About the same time, the Tesla big battery was “invited” to discharge into the afternoon peak in South Australia.
But such is the lack of visibility around these RERT interventions that there were no real clues as to what actually went on, and who did what and why. Or got paid how much.
“That was a rude start to the summer-time,” said one participant.
AEMO itself has made clear that the bigger threat to Australia’s energy supply this summer is the unexpected outage of one of the bigger generators – either coal or gas – like the big coal and gas generators which tripped in NSW and South Australia, and the others that simply lay idle.
This is the reason it has lined up some 2000MW of “reserve capacity” – including moth-balled generators, demand response, and other technologies – to deal with any such misadventures. These are the last line of defence.
AEMO has taken an especially cautious approach, perhaps not surprising given that its own procedures came under question – both in the South Australia “system black” last September, and in the load shedding in February.
The sort of precautions that AEMO failed to take on those two occasions are now standard practice – at the merest mention of high wind or storm activity, both in high renewable states like South Australia and coal dependent states like NSW and Queensland.
In South Australia, for instance, it has introduced a new rule that requires a certain amount of gas generation to be online at all times of high wind output. ElectraNet said last week it believed those rules would be relaxed over time, particularly as new storage came into the market.

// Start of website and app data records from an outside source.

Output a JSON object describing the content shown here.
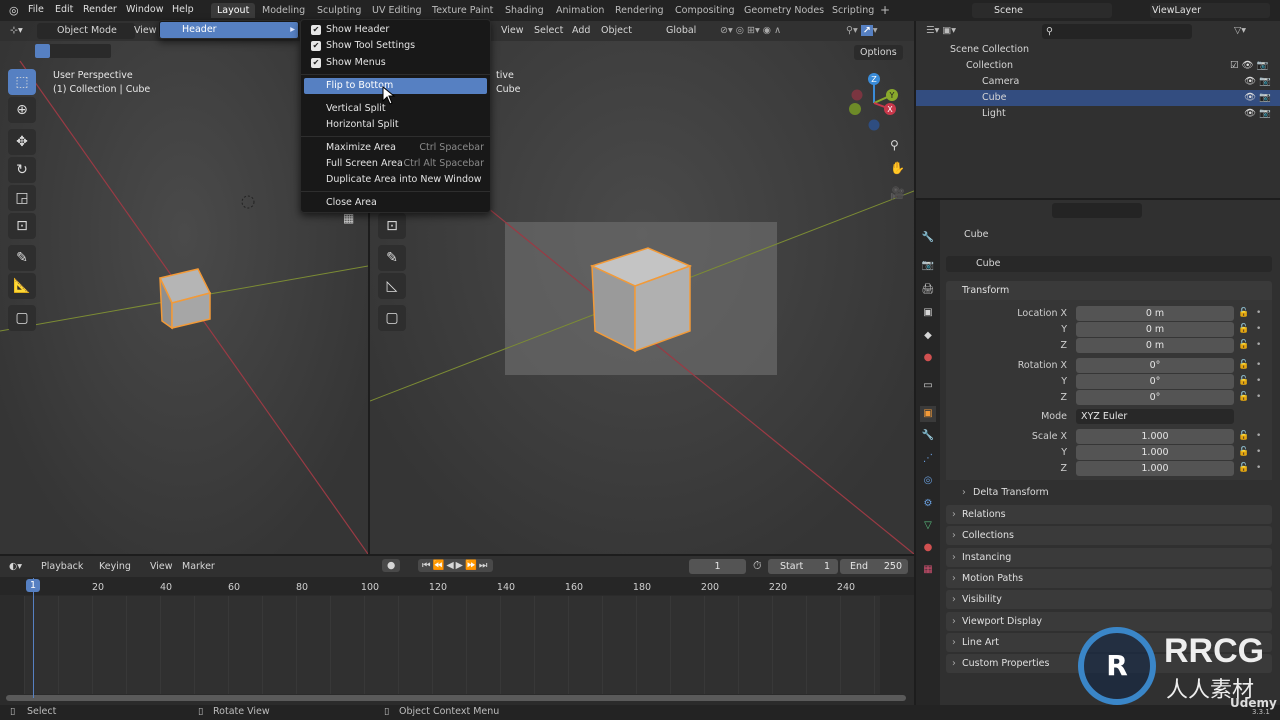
{
  "topbar": {
    "menus": [
      "File",
      "Edit",
      "Render",
      "Window",
      "Help"
    ],
    "workspaces": [
      "Layout",
      "Modeling",
      "Sculpting",
      "UV Editing",
      "Texture Paint",
      "Shading",
      "Animation",
      "Rendering",
      "Compositing",
      "Geometry Nodes",
      "Scripting"
    ],
    "active_workspace": "Layout",
    "add_tab": "+",
    "scene": "Scene",
    "view_layer": "ViewLayer"
  },
  "viewport_left": {
    "mode": "Object Mode",
    "view": "View",
    "title": "User Perspective",
    "subtitle": "(1) Collection | Cube"
  },
  "viewport_right": {
    "menus": [
      "View",
      "Select",
      "Add",
      "Object"
    ],
    "title_partial": "tive",
    "subtitle_partial": "Cube",
    "orientation": "Global",
    "options": "Options",
    "gizmo": {
      "z": "Z",
      "y": "Y",
      "x": "X"
    }
  },
  "context_menu": {
    "parent_item": "Header",
    "items": [
      {
        "label": "Show Header",
        "checked": true
      },
      {
        "label": "Show Tool Settings",
        "checked": true
      },
      {
        "label": "Show Menus",
        "checked": true
      },
      {
        "label": "Flip to Bottom",
        "highlighted": true
      },
      {
        "label": "Vertical Split"
      },
      {
        "label": "Horizontal Split"
      },
      {
        "label": "Maximize Area",
        "shortcut": "Ctrl Spacebar"
      },
      {
        "label": "Full Screen Area",
        "shortcut": "Ctrl Alt Spacebar"
      },
      {
        "label": "Duplicate Area into New Window"
      },
      {
        "label": "Close Area"
      }
    ]
  },
  "outliner": {
    "search_placeholder": "",
    "root": "Scene Collection",
    "collection": "Collection",
    "items": [
      {
        "label": "Camera",
        "selected": false
      },
      {
        "label": "Cube",
        "selected": true
      },
      {
        "label": "Light",
        "selected": false
      }
    ]
  },
  "properties": {
    "object_name": "Cube",
    "data_name": "Cube",
    "transform": "Transform",
    "location_label": "Location X",
    "rotation_label": "Rotation X",
    "scale_label": "Scale X",
    "y": "Y",
    "z": "Z",
    "location": [
      "0 m",
      "0 m",
      "0 m"
    ],
    "rotation": [
      "0°",
      "0°",
      "0°"
    ],
    "mode_label": "Mode",
    "mode": "XYZ Euler",
    "scale": [
      "1.000",
      "1.000",
      "1.000"
    ],
    "delta": "Delta Transform",
    "sections": [
      "Relations",
      "Collections",
      "Instancing",
      "Motion Paths",
      "Visibility",
      "Viewport Display",
      "Line Art",
      "Custom Properties"
    ]
  },
  "timeline": {
    "menus": [
      "Playback",
      "Keying",
      "View",
      "Marker"
    ],
    "current_frame": "1",
    "start_label": "Start",
    "start": "1",
    "end_label": "End",
    "end": "250",
    "ticks": [
      "1",
      "20",
      "40",
      "60",
      "80",
      "100",
      "120",
      "140",
      "160",
      "180",
      "200",
      "220",
      "240"
    ]
  },
  "statusbar": {
    "select": "Select",
    "rotate": "Rotate View",
    "context": "Object Context Menu",
    "version": "3.3.1"
  },
  "watermarks": {
    "udemy": "Udemy",
    "rrcg": "RRCG",
    "rrcg_cn": "人人素材"
  },
  "colors": {
    "accent": "#5680c2",
    "selection": "#f29a38",
    "x_axis": "#c9384b",
    "y_axis": "#8aaa2c",
    "z_axis": "#3a8cd9"
  }
}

In the meantime, AEMO has also imposed new rules, or a new interpretation of rules, that hit new solar farms, and some wind projects, by requiring them to ride through certain events. It is not a technical problem, but it has resulted in added costs to projects already under construction.
AEMO, in its summer readiness report last week, also revealed a major review of its own practices (extra training, reading weather reports more than twice a day), and has been visiting the big generators.
In the words of one insider, this has involved “reading the riot act” to the operators of these machines – mostly to make sure that they are aware of, and communicate, any problems and limitations that may arise in the case of extended periods of hot weather.
AEMO, in past summers, has been given advice sometimes just minutes ahead of time. It has now decided that this is not good enough. It is a recognition that there are as many problems with ageing fossil fuel generators than there are with any increase in renewables.
But such facts won’t cut any mustard with renewable nay-sayers. As with the unhinged response from the right wing to the Tesla big battery (Conservatives go completely nuts over battery storage), and the idea of smart, efficient technologies like demand management, don’t expect a reasoned debate.
In July, the ex-Kiwi and newly re-elected member for New England, and Nationals leader Barnaby Joyce made it clear that if a state like NSW, even with a relatively small amount of renewable energy in its system, has a major blackout, then renewables would be held to blame.
Joyce even said it could be the “end of the industry”. Little matter that the biggest threat to Sydney’s power supply last summer, and this coming one, is the possible trip of one of the ageing coal generators.
Harwin noted that NSW did nearly lose power, when two big coal units and two big gas generators failed at the peak of a heat-wave, but was only saved because wind and solar performed as predicted, producing at record amounts, and the Tomago aluminium smelter was directed to reduce power.
As one insider said, this summer it is quite likely that coal plant will simply blow a gasket, particularly after several days of unrelenting heat. Or someone could simply drop a spanner in the wrong place, just to see the impact.
But don’t expect Joyce to be so even handed if there is political mileage to be made this summer. And don’t expect the Murdoch media and the conservative talk-back ignorati to do the same.
Giles Parkinson is a journalist of 30 years experience, a former Business Editor and Deputy Editor of the Financial Review, a columnist for The Bulletin magazine and The Australian, and the former editor of Climate Spectator.